Arriving at the art store and confronting the color wheel choices can be daunting. The most prevalent is the simple Triadic wheel with its three primary colors. It has worked well for centuries and is a good place to begin. Its primaries of yellow, blue and red are easily understood and simple to apply. There are many commercially available Triadic wheels on the market with most showing complementary, analogous and split complementary (or discordant) color relationships.

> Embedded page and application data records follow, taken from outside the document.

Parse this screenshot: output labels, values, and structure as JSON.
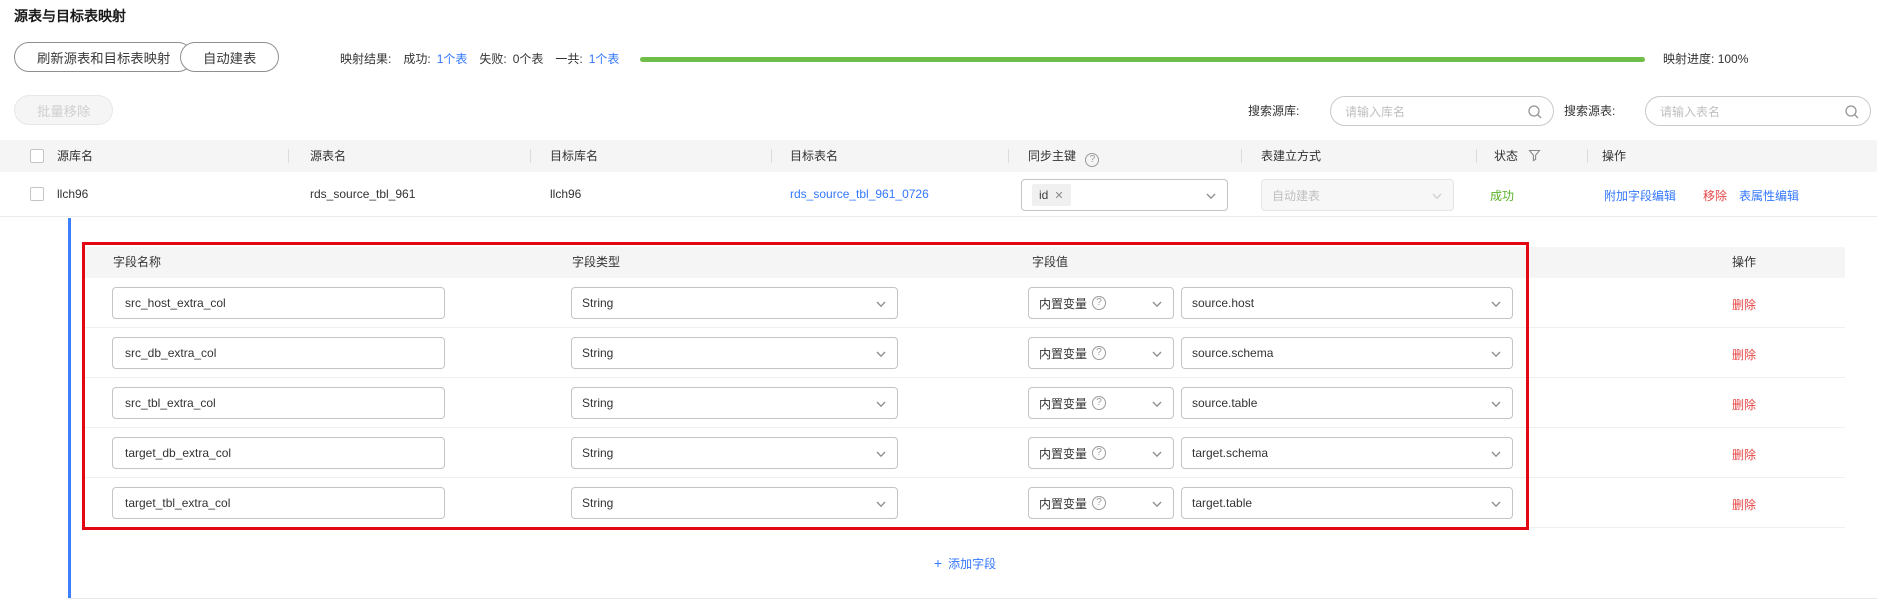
{
  "page": {
    "title": "源表与目标表映射"
  },
  "toolbar": {
    "refresh_button": "刷新源表和目标表映射",
    "auto_create_button": "自动建表",
    "result_label": "映射结果:",
    "success_label": "成功:",
    "success_value": "1个表",
    "fail_label": "失败:",
    "fail_value": "0个表",
    "total_label": "一共:",
    "total_value": "1个表",
    "progress_label": "映射进度:",
    "progress_value": "100%"
  },
  "filters": {
    "batch_remove_button": "批量移除",
    "search_db_label": "搜索源库:",
    "search_db_placeholder": "请输入库名",
    "search_table_label": "搜索源表:",
    "search_table_placeholder": "请输入表名"
  },
  "table": {
    "columns": {
      "c0": "源库名",
      "c1": "源表名",
      "c2": "目标库名",
      "c3": "目标表名",
      "c4": "同步主键",
      "c5": "表建立方式",
      "c6": "状态",
      "c7": "操作"
    },
    "row": {
      "source_db": "llch96",
      "source_table": "rds_source_tbl_961",
      "target_db": "llch96",
      "target_table": "rds_source_tbl_961_0726",
      "sync_key_tag": "id",
      "create_mode": "自动建表",
      "status": "成功",
      "action_extra_fields": "附加字段编辑",
      "action_remove": "移除",
      "action_table_props": "表属性编辑"
    }
  },
  "field_table": {
    "columns": {
      "name": "字段名称",
      "type": "字段类型",
      "value": "字段值",
      "op": "操作"
    },
    "kind_label": "内置变量",
    "delete_label": "删除",
    "add_field_label": "添加字段",
    "rows": [
      {
        "name": "src_host_extra_col",
        "type": "String",
        "kind": "内置变量",
        "value": "source.host"
      },
      {
        "name": "src_db_extra_col",
        "type": "String",
        "kind": "内置变量",
        "value": "source.schema"
      },
      {
        "name": "src_tbl_extra_col",
        "type": "String",
        "kind": "内置变量",
        "value": "source.table"
      },
      {
        "name": "target_db_extra_col",
        "type": "String",
        "kind": "内置变量",
        "value": "target.schema"
      },
      {
        "name": "target_tbl_extra_col",
        "type": "String",
        "kind": "内置变量",
        "value": "target.table"
      }
    ]
  },
  "colors": {
    "accent_blue": "#3377ff",
    "link_red": "#e64545",
    "success_green": "#57b32a",
    "progress_green": "#6fbe4a",
    "annotation_red": "#e30613"
  }
}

The other color wheel you’ll run across is the Munsell. Around the turn of the last century, a problem occurred when printers attempted to reproduce a full spectrum of color in printing. They simply couldn’t do it with the three basics from the Triadic wheel. This led Professor Albert H. Munsell, through study of “human visual responses to color,” to create what’s referred to as “a color space,” consisting of three-color dimensions: hue, value (lightness) and chroma (color brightness or purity). He concluded that to represent color accurately, there had to be five primary colors: yellow, green, blue, purple and red. This led to the adoption of cyan, magenta, yellow and black (CMYK color space) for printing. Cyan is a blue-green, magenta is a red-purple, and with yellow, they represent the five primaries he advocated. This is still the system used in all press run printing today.
Whether you choose the Triadic or Munsell color wheel, acquiring an understanding of color relationships will prove a worthwhile exercise. In the next blog I’ll discuss color systems from the wheel and provide a few tips for using them to create stronger paintings.
The Triadic wheel (shown in the photo) is available from The Color Wheel Company (Tel: 541-929-7526, www.colorwheelco.com). The Munsell Analogous Color Wheel from is available from Art Video Productions (Tel: 877-227-8843, www.artvideo.com)—sold by Dakota Art Pastels.